The start of the new tax year on 6 April marks several important changes to pensions.
If you are currently contracted out of the state second pension (S2P) through a personal pension or a money purchase occupational scheme, your contracting out will end automatically on 5 April 2012. The funds built up in your private pension arrangement will remain, but from 6 April you will start to accrue S2P. As with other state pensions, S2P is not payable before your state pension age (SPA) – see below – and normally has no lump sum element.
National insurance contributions (NICs)
If you are contracted out via your employer’s occupational scheme, then your (and your employer’s) NICs bill is set to rise from April. For final salary schemes, the employee NICs rebate for contracting out will fall from 1.6% to 1.4%. For money purchase schemes, the rebate will disappear completely because contracting out will have ended. If you have a personal pension, your NICs rates will not change.
The standard lifetime allowance, which normally sets the maximum tax-efficient value of pension benefits, will fall from £1.8 million to £1.5 million. If you have existing primary or enhanced protection, the reduction will have little, if any effect. However, if you have no protection, then you may need to consider the option of claiming fixed protection, which was
introduced last year.
Broadly speaking, fixed protection allows you to keep the £1.8 million lifetime allowance, but only if no further contributions are made to your pension arrangements and you accrue no more benefits. A claim for fixed protection must be made by 5 April 2012. If you think it might be relevant to you, please contact us as soon as possible.
Two other aspects of pensions were the subject of announcements late last year, but their impact will be longer term.
State pension age (SPA)
The phasing of the increase in SPA to 66 was changed in a last-minute amendment to what was then the Pensions Bill and is now the Pensions Act 2011. The adjustment means that the maximum increase in SPA any woman will face in 2020 is 18 months, rather than the 24 months previously proposed.
Some men will also see their SPA brought forward marginally from the original plans.
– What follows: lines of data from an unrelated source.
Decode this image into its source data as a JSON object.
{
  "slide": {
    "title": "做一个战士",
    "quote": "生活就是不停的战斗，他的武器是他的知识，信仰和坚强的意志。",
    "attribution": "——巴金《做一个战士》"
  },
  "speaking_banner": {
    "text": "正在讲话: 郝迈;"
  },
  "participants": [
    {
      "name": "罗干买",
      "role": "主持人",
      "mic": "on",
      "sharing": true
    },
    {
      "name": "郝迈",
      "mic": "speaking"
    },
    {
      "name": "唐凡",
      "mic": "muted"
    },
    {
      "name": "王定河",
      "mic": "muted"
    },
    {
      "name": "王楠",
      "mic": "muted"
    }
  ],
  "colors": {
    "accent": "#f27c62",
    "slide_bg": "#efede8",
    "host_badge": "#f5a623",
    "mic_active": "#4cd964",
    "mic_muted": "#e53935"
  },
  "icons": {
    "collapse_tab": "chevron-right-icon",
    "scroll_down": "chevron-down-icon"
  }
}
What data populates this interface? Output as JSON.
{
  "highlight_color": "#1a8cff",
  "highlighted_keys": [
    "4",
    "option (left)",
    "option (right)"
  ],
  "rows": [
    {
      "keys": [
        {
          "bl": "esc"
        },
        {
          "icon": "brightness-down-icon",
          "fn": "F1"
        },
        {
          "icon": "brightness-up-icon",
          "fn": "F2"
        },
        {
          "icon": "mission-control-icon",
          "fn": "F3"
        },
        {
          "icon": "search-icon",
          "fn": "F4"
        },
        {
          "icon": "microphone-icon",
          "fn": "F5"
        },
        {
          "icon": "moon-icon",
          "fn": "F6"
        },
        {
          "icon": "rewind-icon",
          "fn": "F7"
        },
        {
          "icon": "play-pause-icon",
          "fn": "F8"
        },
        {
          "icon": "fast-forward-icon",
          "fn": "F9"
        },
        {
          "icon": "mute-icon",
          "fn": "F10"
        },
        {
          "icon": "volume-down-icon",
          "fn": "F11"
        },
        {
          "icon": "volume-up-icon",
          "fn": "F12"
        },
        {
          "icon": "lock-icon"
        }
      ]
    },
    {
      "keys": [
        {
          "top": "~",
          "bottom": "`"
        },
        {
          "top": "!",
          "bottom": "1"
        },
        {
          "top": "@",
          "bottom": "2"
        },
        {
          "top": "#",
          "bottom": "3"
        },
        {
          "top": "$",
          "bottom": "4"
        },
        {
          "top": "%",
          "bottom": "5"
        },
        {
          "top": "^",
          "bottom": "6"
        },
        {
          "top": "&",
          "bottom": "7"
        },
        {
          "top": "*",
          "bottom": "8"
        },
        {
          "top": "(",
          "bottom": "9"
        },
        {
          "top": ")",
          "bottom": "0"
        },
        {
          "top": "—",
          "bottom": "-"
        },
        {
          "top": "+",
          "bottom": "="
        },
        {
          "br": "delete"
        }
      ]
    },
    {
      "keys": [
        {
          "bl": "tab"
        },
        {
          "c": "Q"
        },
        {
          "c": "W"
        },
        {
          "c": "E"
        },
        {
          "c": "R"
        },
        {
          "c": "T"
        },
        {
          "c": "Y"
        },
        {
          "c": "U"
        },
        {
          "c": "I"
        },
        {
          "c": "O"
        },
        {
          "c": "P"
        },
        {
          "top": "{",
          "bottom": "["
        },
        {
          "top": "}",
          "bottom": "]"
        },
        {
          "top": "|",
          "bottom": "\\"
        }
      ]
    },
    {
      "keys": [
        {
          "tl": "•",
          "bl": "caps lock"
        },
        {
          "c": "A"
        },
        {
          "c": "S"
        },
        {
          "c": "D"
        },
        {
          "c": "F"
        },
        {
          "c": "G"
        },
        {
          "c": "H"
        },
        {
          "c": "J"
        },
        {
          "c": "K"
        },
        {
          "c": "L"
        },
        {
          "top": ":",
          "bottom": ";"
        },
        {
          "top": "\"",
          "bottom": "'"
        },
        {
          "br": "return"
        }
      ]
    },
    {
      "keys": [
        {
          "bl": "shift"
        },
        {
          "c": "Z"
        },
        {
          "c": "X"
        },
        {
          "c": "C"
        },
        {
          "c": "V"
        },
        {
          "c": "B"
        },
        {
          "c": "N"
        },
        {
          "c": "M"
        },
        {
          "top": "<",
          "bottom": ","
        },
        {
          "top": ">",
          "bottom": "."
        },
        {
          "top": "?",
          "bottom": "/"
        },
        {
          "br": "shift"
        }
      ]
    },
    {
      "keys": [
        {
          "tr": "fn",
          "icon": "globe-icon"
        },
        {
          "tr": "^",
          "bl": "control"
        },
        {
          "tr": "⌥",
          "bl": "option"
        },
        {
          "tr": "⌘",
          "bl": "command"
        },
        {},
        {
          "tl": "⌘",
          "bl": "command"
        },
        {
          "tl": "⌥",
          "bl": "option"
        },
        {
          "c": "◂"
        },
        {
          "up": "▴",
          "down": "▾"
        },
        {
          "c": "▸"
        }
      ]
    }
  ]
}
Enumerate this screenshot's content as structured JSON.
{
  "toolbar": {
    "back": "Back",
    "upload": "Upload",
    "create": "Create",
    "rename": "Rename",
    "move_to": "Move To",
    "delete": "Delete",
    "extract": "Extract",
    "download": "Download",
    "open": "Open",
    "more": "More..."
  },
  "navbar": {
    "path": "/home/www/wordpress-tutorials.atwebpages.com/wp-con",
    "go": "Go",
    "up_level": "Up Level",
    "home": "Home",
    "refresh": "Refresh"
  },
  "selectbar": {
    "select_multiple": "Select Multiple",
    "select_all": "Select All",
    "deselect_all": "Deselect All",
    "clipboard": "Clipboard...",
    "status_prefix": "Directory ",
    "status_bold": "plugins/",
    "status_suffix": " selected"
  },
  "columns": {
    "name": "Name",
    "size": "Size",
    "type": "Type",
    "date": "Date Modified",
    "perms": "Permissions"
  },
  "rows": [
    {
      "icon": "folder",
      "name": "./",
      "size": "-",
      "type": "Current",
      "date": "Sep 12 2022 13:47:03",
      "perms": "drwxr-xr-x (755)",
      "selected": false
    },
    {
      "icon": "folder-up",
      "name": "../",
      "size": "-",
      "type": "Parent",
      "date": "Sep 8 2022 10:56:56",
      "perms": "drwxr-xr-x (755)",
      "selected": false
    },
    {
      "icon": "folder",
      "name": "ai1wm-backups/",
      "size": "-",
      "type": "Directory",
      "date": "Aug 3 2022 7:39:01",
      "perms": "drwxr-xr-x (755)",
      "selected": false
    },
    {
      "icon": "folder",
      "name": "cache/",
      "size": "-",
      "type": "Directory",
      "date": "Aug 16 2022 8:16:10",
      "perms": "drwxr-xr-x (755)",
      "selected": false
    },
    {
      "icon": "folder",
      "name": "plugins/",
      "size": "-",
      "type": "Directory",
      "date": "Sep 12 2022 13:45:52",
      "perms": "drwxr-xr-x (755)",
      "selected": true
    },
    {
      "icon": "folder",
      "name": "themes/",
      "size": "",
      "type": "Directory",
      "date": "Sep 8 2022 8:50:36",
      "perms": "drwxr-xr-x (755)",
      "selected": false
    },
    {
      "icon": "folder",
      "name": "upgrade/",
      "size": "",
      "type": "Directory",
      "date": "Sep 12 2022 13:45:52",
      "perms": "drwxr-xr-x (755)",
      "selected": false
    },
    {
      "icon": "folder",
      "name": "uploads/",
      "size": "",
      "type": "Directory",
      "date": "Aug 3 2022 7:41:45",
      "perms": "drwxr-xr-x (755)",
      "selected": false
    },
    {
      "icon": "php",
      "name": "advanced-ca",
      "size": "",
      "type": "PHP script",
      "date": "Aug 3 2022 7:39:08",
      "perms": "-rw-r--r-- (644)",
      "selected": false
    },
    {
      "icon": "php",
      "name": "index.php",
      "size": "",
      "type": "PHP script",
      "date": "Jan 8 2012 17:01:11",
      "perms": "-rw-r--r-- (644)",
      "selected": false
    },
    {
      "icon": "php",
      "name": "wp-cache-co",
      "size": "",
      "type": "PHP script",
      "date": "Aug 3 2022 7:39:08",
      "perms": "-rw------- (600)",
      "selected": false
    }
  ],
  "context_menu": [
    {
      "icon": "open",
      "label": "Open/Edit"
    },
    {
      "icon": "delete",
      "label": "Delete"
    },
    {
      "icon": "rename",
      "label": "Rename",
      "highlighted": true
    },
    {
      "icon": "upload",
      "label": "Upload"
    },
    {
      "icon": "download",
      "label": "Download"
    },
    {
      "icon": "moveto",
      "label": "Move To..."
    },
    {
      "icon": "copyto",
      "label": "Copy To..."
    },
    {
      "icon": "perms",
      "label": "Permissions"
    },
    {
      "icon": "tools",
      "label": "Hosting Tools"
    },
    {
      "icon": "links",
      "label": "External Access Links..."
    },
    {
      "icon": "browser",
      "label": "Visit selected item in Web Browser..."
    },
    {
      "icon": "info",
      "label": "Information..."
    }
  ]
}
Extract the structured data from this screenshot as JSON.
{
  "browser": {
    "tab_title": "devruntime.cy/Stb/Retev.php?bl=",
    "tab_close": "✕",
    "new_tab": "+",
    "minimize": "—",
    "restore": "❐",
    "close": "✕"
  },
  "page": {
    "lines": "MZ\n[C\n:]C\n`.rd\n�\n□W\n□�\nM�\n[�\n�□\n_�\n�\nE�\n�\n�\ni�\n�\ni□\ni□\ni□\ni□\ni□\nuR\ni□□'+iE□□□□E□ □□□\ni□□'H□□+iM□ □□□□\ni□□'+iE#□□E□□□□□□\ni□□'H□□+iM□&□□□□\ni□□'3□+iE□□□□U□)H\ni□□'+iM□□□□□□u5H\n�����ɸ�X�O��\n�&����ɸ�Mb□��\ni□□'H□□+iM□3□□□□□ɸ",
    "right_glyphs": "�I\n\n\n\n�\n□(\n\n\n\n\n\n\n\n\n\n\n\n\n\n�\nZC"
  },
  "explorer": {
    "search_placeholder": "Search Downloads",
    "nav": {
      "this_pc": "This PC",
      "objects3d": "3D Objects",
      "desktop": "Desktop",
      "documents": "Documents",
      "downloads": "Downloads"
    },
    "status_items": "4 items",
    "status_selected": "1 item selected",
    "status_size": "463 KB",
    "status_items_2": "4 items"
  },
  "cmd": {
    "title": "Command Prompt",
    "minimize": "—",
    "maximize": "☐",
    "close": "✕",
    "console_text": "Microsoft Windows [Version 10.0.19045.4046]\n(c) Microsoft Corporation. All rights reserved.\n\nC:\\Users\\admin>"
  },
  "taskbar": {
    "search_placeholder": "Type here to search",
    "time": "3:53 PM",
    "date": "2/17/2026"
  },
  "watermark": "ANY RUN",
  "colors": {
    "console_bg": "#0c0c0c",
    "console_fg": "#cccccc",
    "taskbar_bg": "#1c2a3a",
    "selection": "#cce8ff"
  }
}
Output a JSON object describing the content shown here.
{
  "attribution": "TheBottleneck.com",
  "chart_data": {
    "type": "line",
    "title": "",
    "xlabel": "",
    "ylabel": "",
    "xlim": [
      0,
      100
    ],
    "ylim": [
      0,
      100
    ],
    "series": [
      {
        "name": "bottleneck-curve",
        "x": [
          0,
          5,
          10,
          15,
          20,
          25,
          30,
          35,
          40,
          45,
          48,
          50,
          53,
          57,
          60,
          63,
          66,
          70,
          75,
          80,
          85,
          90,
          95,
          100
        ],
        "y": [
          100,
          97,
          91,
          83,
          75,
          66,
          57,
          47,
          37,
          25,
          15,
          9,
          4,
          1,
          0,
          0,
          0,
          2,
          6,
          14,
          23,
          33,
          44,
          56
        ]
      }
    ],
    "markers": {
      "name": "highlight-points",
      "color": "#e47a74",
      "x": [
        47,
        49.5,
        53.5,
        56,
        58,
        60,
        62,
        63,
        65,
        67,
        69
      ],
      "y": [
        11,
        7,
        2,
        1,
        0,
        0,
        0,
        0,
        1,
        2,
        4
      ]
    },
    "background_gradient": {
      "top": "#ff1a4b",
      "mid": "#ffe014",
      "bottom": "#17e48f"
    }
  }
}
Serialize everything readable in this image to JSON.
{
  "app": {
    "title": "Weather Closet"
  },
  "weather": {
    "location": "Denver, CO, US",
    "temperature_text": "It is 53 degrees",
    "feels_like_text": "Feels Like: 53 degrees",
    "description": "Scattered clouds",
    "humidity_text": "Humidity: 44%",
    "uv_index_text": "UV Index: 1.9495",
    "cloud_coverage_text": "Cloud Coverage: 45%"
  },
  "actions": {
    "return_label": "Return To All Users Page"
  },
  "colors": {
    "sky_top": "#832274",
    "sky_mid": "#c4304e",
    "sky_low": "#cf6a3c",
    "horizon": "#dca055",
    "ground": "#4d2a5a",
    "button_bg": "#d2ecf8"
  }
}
You will only be affected by these adjustments if you were born between 6 April 1954 and 5 October 1954.
Shortly after the Pensions Act had been passed the Chancellor, George Osborne, announced in his Autumn Statement that the timing of the next increase in SPA (to 67) would be accelerated. Instead of taking place between April 2034 and April 2036, the increase will now be introduced eight years earlier, between April 2026 and April 2028.
Mr Osborne also said that future increases to SPA would ‘be based on demographic evidence’, which suggests the currently scheduled rise to 68 between 2046 and 2048 will actually occur much sooner.
In late November, the Department for Work and Pensions announced that the start date for auto-enrolment into pension arrangements for small employers would be put back by 13 months, to May 2015. The full 8% rate of contributions is now likely to apply from October 2018, one year later than previously planned.
For more information and advice on these changes, please contact us.